This article was originally published on the Guardian


“The tropical island nation of Seychelles is to create two huge new marine parks in return for a large amount of its national debt being written off, in the first scheme of its kind in the world.

The novel financial engineering, effectively swapping debt for dolphins and other marine life, aims to throw a lifeline to corals, tuna and turtles being caught in a storm of overfishing and climate change. If it works, it will also secure the economic future of the nation, which depends entirely on tourism and fishing. With other ocean states lining up to follow, the approach could transform large swaths of the planet’s troubled seas.

…The new protected area around Aldabra is 74,000 square kilometres – almost the size of Scotland – and bans all extractive uses, from fishing to oil exploitation. The second new protected area is 134,000 sq km, centred on the main Seychelles island of Mahe. It allows controlled activities but is, for example, banning “fish aggregating devices” – rafts that concentrate fish but drive up bycatch.

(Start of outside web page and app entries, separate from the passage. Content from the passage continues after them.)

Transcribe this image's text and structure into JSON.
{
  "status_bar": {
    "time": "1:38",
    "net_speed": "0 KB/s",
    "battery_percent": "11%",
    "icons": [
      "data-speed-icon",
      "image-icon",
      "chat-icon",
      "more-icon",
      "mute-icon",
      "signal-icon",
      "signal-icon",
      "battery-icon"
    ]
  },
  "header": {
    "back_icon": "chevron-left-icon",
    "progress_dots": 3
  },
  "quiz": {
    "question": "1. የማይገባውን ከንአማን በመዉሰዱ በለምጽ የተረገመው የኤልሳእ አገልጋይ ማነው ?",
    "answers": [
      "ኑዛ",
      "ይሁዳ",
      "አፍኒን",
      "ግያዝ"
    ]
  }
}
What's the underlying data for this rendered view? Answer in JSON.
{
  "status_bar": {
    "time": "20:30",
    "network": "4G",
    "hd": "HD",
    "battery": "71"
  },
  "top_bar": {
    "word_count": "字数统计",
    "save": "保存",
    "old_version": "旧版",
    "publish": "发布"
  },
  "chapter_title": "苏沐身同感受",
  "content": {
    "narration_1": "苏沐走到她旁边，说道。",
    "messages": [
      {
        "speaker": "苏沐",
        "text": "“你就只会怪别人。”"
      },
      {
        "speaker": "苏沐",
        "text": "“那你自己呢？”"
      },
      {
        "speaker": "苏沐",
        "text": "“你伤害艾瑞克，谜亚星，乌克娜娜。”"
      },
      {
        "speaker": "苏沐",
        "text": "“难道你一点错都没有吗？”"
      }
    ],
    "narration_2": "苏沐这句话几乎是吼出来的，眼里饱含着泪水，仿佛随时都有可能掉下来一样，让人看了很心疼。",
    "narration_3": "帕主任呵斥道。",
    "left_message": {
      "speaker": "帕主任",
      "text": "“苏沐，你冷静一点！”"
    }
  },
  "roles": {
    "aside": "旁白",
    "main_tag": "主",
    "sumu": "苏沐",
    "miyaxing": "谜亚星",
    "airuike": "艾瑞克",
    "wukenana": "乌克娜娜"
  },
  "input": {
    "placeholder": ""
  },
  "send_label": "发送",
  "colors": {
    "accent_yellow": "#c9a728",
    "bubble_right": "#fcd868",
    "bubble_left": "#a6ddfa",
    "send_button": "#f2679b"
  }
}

Together, the parks cover 15% of the Seychelles ocean and the government will double this by 2021, putting it far ahead of an international target of 10% by 2020. The parks resulted from the first ever debt-swap deal for marine protection in which $22m of national debt owed to the UK, France, Belgium and Italy was bought at a discount by The Nature Conservancy (TNC), the NGO that has assisted the Seychelles…”

Read on at: the Guardian.